View more on these topics

JP Morgan says 40,000 City jobs will go

JP Morgan predicts 40,000 City jobs will be lost over the next two years because of the credit crunch’s impact on the financial services sector.

The prediction was made in a JP Morgan report published last week entitled Europe equity research and doubles the job losses estimated by the bank in December.

In the report, Harm Meijer, analyst for JP Morgan, says: “We’ve seen an initial 10% reduction in banking staff so far in 2008 but we believe we’re likely to see more severe cuts during the rest of the year.”

The number dwarfs the Centre for Economics and Business Research’s estimate that up to 20,000 City jobs will be lost in the next two years.

The CEBR warns that the 2,000 job cuts made by Citigroup recently are just the tip of the iceberg.

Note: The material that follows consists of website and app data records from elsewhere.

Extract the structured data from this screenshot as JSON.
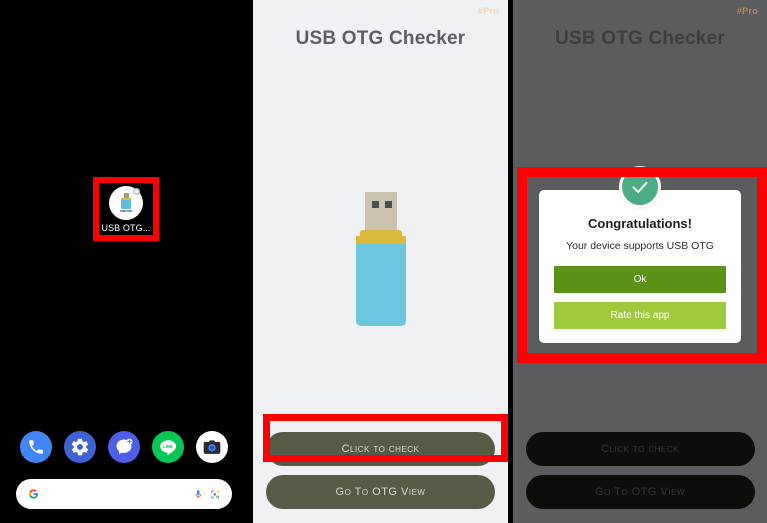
{
  "home_screen": {
    "app_icon": {
      "label": "USB OTG...",
      "icon_text": "USB OTG"
    },
    "dock": {
      "items": [
        {
          "name": "phone",
          "label": "Phone"
        },
        {
          "name": "settings",
          "label": "Settings"
        },
        {
          "name": "messages",
          "label": "Messages"
        },
        {
          "name": "line",
          "label": "LINE"
        },
        {
          "name": "camera",
          "label": "Camera"
        }
      ]
    },
    "search_bar": {
      "placeholder": "",
      "value": ""
    }
  },
  "main_screen": {
    "title": "USB OTG Checker",
    "pro_badge": "#Pro",
    "buttons": {
      "check": "Click to check",
      "otg_view": "Go To OTG View"
    }
  },
  "dialog_screen": {
    "title": "USB OTG Checker",
    "pro_badge": "#Pro",
    "buttons": {
      "check": "Click to check",
      "otg_view": "Go To OTG View"
    },
    "dialog": {
      "heading": "Congratulations!",
      "message": "Your device supports USB OTG",
      "ok_button": "Ok",
      "rate_button": "Rate this app"
    }
  },
  "colors": {
    "highlight": "#ff0000",
    "button_olive": "#565b45",
    "dialog_ok_green": "#5c9117",
    "dialog_rate_green": "#a0ca3e",
    "check_circle_green": "#4aab84",
    "usb_body_blue": "#6cc6dd",
    "usb_band_yellow": "#d9b93c",
    "title_gray": "#5a5f66"
  }
}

A CEBR report entitled London and the City prospects predicts the economic slowdown will be so severe that the employment levels seen in the City last year are unlikely to be reached again until 2012.

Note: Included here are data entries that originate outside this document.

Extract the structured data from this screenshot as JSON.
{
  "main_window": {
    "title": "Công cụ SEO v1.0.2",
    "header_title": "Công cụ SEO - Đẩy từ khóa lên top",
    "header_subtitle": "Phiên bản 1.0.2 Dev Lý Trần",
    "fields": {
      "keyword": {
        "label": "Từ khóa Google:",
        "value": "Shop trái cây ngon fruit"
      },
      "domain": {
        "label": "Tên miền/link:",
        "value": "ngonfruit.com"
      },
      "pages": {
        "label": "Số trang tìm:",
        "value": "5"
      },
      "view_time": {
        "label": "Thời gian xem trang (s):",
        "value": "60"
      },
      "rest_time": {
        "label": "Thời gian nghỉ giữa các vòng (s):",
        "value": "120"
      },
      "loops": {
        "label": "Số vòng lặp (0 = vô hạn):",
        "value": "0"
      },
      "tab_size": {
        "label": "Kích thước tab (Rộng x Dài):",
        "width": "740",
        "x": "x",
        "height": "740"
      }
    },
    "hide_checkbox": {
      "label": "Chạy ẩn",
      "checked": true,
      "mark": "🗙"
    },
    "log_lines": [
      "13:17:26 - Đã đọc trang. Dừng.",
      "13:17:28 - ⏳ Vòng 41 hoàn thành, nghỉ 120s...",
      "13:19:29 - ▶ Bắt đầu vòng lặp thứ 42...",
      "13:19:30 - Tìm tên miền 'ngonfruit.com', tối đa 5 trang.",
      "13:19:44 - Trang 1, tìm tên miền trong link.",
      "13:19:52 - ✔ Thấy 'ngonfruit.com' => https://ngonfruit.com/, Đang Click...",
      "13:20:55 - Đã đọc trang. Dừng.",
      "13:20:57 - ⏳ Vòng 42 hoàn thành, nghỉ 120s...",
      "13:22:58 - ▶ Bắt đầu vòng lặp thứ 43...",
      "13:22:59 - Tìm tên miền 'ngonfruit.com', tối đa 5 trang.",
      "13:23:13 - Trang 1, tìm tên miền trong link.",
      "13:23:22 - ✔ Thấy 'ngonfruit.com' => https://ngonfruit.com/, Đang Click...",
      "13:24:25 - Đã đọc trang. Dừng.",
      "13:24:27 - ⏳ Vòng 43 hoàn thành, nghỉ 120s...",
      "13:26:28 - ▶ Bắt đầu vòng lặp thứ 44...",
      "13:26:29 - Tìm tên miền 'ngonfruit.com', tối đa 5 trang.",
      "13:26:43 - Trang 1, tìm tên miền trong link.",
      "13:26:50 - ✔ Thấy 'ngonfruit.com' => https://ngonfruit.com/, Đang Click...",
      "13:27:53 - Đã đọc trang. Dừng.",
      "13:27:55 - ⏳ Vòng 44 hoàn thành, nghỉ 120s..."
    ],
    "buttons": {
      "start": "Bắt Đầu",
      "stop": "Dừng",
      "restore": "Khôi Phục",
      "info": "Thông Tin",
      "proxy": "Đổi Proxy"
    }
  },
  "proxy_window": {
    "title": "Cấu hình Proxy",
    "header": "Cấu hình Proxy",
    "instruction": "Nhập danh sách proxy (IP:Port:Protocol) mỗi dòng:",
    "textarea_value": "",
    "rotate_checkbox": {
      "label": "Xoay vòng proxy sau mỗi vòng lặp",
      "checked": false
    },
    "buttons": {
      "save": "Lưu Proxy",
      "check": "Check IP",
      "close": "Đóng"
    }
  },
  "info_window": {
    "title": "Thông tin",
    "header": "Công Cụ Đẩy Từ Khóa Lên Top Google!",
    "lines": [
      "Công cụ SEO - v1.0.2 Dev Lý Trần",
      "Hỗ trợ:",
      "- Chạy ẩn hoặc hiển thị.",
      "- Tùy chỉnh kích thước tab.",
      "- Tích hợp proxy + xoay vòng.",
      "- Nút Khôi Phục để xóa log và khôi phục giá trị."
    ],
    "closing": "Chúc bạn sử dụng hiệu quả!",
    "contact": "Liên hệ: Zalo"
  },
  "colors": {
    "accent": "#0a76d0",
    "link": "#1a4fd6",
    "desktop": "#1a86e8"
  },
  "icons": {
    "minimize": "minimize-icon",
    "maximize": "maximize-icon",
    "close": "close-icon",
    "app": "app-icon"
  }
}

It expects the credit crunch to have a worse impact than the dotcom crash, which raged from March 2000 to October 2002. The crisis in the new media industry cost 15,300 jobs.

The report states that unlike the dotcom crash, areas of the economy such as housing and consumer spending won’t support growth as the credit crunch continues.

Richard Snook, economist at CEBR, says: “The breakneck expansion of City jobs seen since 2002 will come to an end this year.”

The CEBR’s bleak forecast emerged on the back of a report last month from the Confederation of British Industry, which predicted there will be up to 11,000 job losses in the financial services sector this year.

The CEBR and CBI reports suggest the financial services sector will be mauled by the credit crisis. The former predicts that corporate finance, investment banking and derivatives will suffer most.

But Peter Gwilliam, director of Virtus Search, says the figures are scaremongering. He suggests the job losses are the acceleration of a natural trimming of the market that would have happened regardless of the crisis.

He says: “The industry has become fat and thanks to technological innovation and a number of loss-making products it needed to slim down.

“The world of the 3% proc fee could not continue when the life of the average mortgage is two years and nine months.”

He adds: “Any business facing a 35% to 40% reduction in revenue must cut costs and staff are part of that.”


Free leads on Mortgage Next’s packaged business

Mortgage Next is offering brokers a free mortgage lead for every mortgage case which is put through its packaging department. The scheme applies to all packaged business and will work on the basis of one free sub-prime lead being credited on completion, which will then be issued in bundles of five leads, to intermediaries, by […]

ERC rated number one for equity release

Equity Release Club have been ranked number one out of 22 listed mortgage clubs offering equity release including Premier Mortgage Service, Legal & General, and The Mortgage Alliance.

Good news for TFC Homeloans

TFC Homeloans reports an increase in business volumes of around 30% in the past month. The lender, part of the Orbiter Group, says applications have risen by nearly 90% since December 2007.

HomeLoan Partnership’s sales show healthy increase

Worthing based mortgage network, HomeLoan Partnership, is embarking on a round of business development forums in Manchester and Crawley this month as sales increase.Martin Cave, managing dircetor at HomeLoan Partnership, says: “March 2008 mortgage sales matched the same period last year and insurance sales showed a healthy increase. We continue to add new initiatives to […]

Frexit & contagion risk in Europe

Many commentators have suggested the UK’s exit from the European Union will trigger a domino effect, leading to its eventual break-up. Neptune Head of European Equities Rob Burnett discusses the likelihood of this happening. Click here to read more Important informationInvestment risks Neptune funds may have a high historic volatility rating and past performance is […]


News and expert analysis straight to your inbox

Sign up